This week, we had the opportunity to speak with Corey Tremble, Medical & Rehab Coordinator for the Detroit Tigers. Before starting his career in baseball, Corey earned his undergraduate degree from Florida Southern College / University of South Florida.
Check out the interview below and let us know what you think in the comments section.
PBATS: When did you decide that you wanted to pursue a career in athletic training?
Corey Tremble: I have to say the moment I wanted to become an athletic trainer, especially in baseball, was early on in my life. Growing up right outside of New York in New Jersey, I watched Gene Monahan run out on the field all the time to tend to the Yankee players. I always thought that would be a really “cool” job to do and once they signed Tino Martinez to take over for Don Mattingly, I figured my playing days were over. After working with my high school athletic trainer and going through an ATEP program, my internship with the Detroit Tigers and Doug Teter (Assistant Athletic Trainer in Detroit), is where I learned to love working baseball and knew this was for me.
PBATS: How did you get your start in baseball?
CT: I was an over confident/naïve senior at Florida Southern College and had the honor of interning with the Detroit Tigers on their minor league side of Spring Training. From there I loved the atmosphere so much, I became a stray cat that Doug Teter couldn’t get rid of. What was supposed to be a 2 month internship turned into a two year experience that I still look to as the foundation of my career. After going to grad school, Kevin Rand (Head Athletic Trainer – Detroit) called me and said I was coming to work for the Tigers at the end of May of that year. I’m glad he didn’t give me a choice and everything has worked out well from there.
PBATS: What is your favorite part about being an athletic trainer?
CT: I think every athletic trainer would have to put “getting an injured guy back on the field” as their main reason for going to work. I would agree, but in baseball it has that much more substance behind it. Unlike other sports you can see a radar gun reading or watch a trot around the bases and that alone gives you even more pride in what you’ve done. Their success, because of the work you put in with them, makes the long hours and stressful moments all worth it.
PBATS: What is your favorite memory from working in baseball?

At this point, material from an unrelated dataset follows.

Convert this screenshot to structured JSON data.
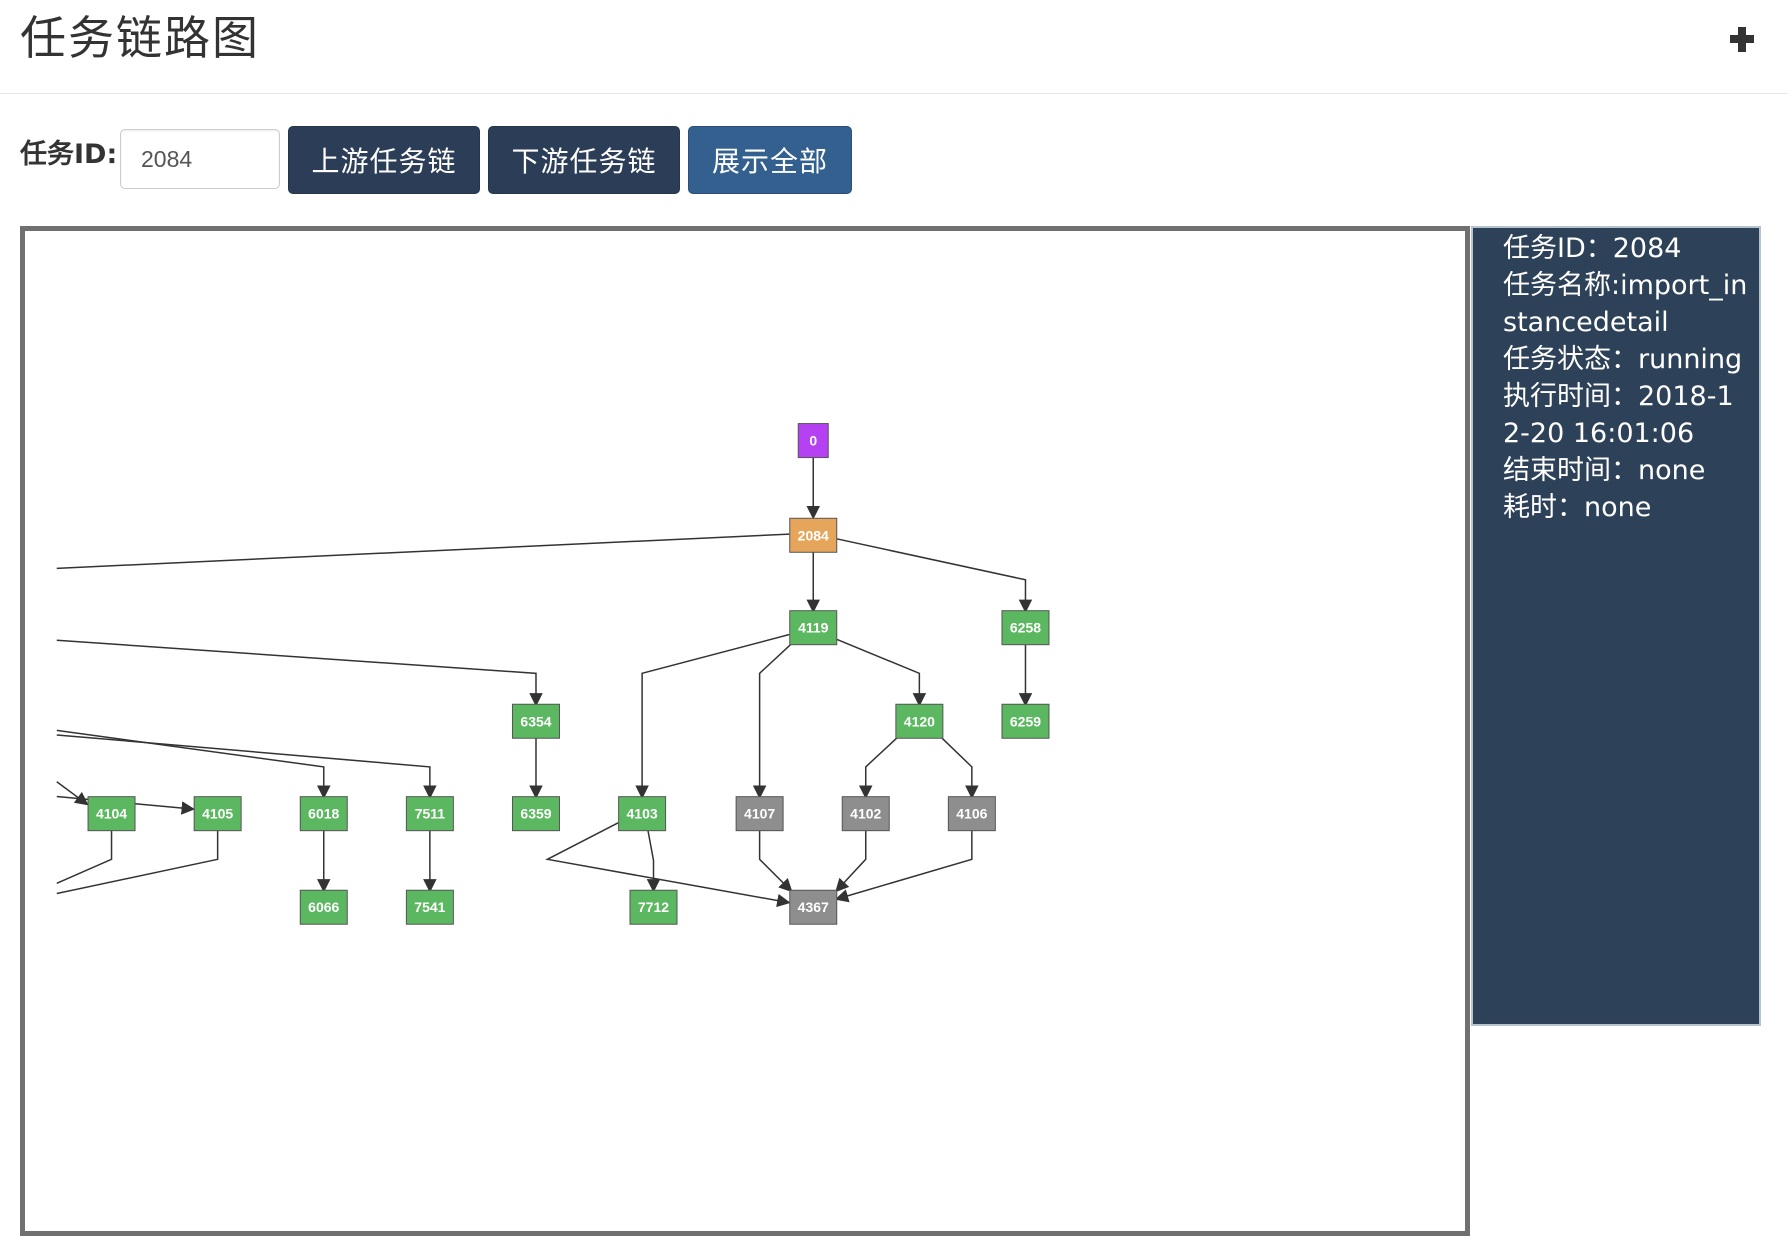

CT: There are so many to choose from as even athletic trainers who work a year can rack them up, but my most fond memory is winning the Florida State League Championship in 2012. A week prior to the play-offs I was named the Medical/Rehab Coordinator, so I knew my days were numbered with a club and in the dugout, and it came down to a game 5, which we won. Winning is what playing baseball is all about and being a part of a team that does it is special.
PBATS: What are your goals for your career in athletic training?

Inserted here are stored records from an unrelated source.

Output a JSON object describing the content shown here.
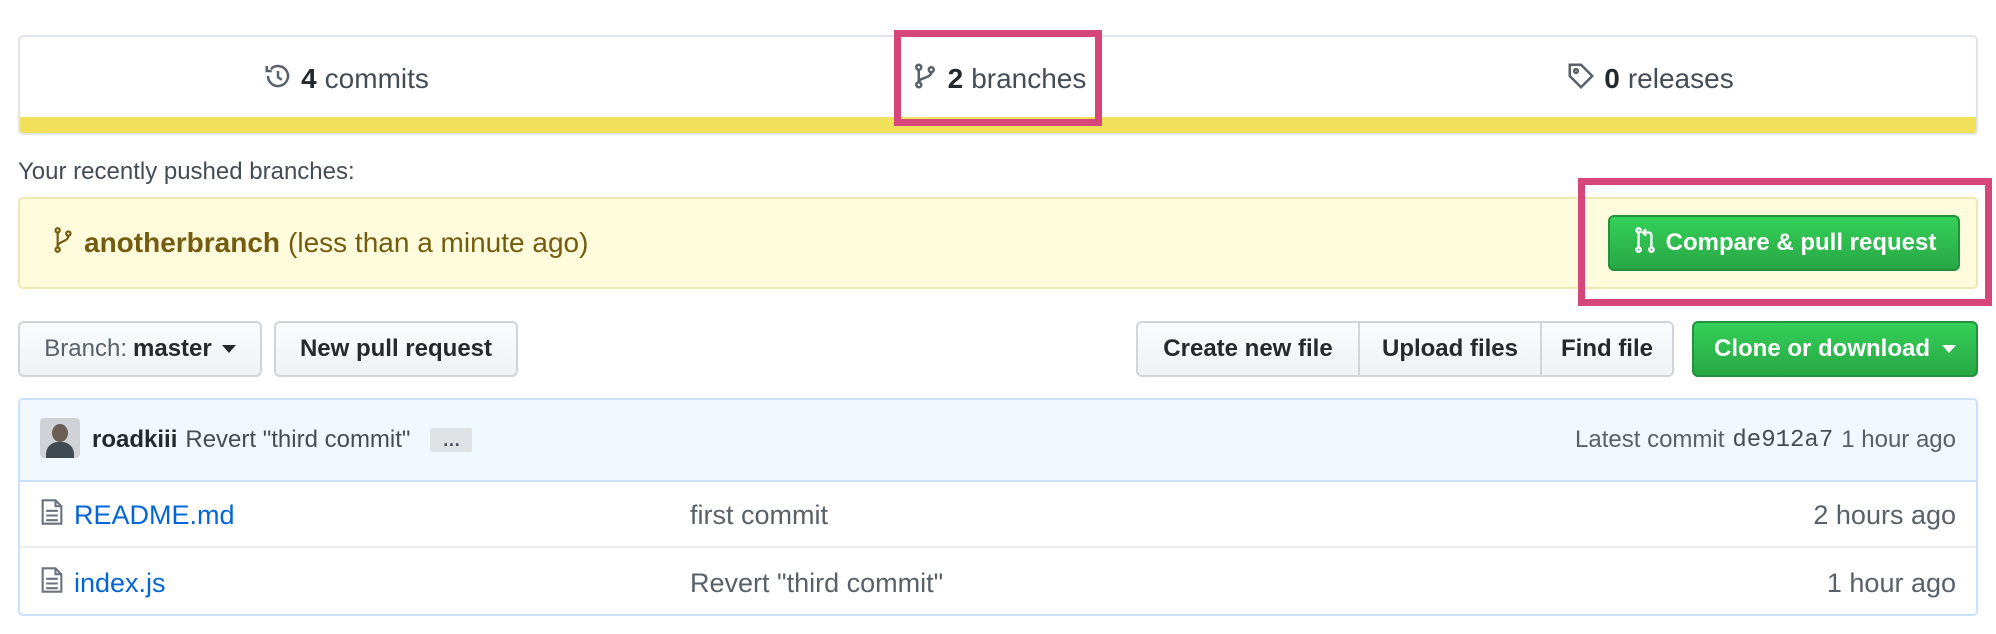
{
  "summary": {
    "commits": {
      "count": "4",
      "label": "commits",
      "icon": "history-icon"
    },
    "branches": {
      "count": "2",
      "label": "branches",
      "icon": "git-branch-icon"
    },
    "releases": {
      "count": "0",
      "label": "releases",
      "icon": "tag-icon"
    },
    "language_bar_color": "#f1e05a"
  },
  "recent_pushes": {
    "label": "Your recently pushed branches:",
    "branch_name": "anotherbranch",
    "time": "(less than a minute ago)",
    "compare_button": "Compare & pull request"
  },
  "toolbar": {
    "branch_prefix": "Branch:",
    "branch_name": "master",
    "new_pr": "New pull request",
    "create_file": "Create new file",
    "upload_files": "Upload files",
    "find_file": "Find file",
    "clone": "Clone or download"
  },
  "latest_commit": {
    "author": "roadkiii",
    "message": "Revert \"third commit\"",
    "ellipsis": "…",
    "label": "Latest commit",
    "sha": "de912a7",
    "age": "1 hour ago"
  },
  "files": [
    {
      "name": "README.md",
      "message": "first commit",
      "age": "2 hours ago"
    },
    {
      "name": "index.js",
      "message": "Revert \"third commit\"",
      "age": "1 hour ago"
    }
  ],
  "colors": {
    "highlight": "#d6467a",
    "green": "#28a745",
    "link": "#0366d6",
    "notice_bg": "#fffbdd"
  }
}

CT: From where I currently sit, my goals are like many others, to reach the Major Leagues and work with the best of the best on a daily basis. Part of me hopes to have the opportunity to reach that goal and possibly become a head athletic trainer for a club one day, but working in baseball was my goal all along, so this is all just icing on the cake.
PBATS: What are some of the most interesting parts of your job that most people might not be aware of?
CT: I wouldn’t say any of the medical/rehab coordinator jobs are “interesting”, but with the ever-changing landscape that is professional baseball, administration work like – the Therapeutic Use Exemption process, insurance, and pre-draft reviews are all aspects I wasn’t really aware of when I took the job. Like everything else for athletic trainers in baseball, you have to make adjustments and learn on the job.
PBATS: What is a typical day at the park like for an athletic trainer?
CT: For my position with my club, my day begins like most athletic trainers, EARLY. After making sure the players at the complex on rehab are through their day, that’s when the team playing at the complex becomes the next responsibility to over-see. From there, it is usually another 4-5 games at night that have to be monitored for injured players to alert the organization. The phone is always on and my computer is never far away.
PBATS: What are your favorite things to do in the off-season?
CT: For the medical coordinator, there really isn’t an off-season. I like to call it the “less-season.” But when I do find some time to myself I try and spend it with my wife or playing the guitar. Family sometimes gets the back seat to baseball during the Championship season, so when there are no games to be played, I try and make all my free time devoted to that.
PBATS: What advice would you offer young people, college students or anyone looking to get their start in athletic training and the game of baseball?
CT: The most important advice I was given for working in baseball is you either have to learn to love it or learn to hate it. It isn’t a job that you can be one foot in with. It has to be a passion and a calling, not just a job. There are many sacrifices that athletic trainers in baseball must make, maybe more so than other settings, so knowing that going in helps. Also, there are few jobs where you can look around and know that everyone in the place wishes they were in your seat. It is a special setting that gives back constantly, but you have to want it.
A huge thanks to Corey for taking some time to join us for Inside the Game #008. Please let us know if you have any specific questions that you’d like to see answered throughout this series.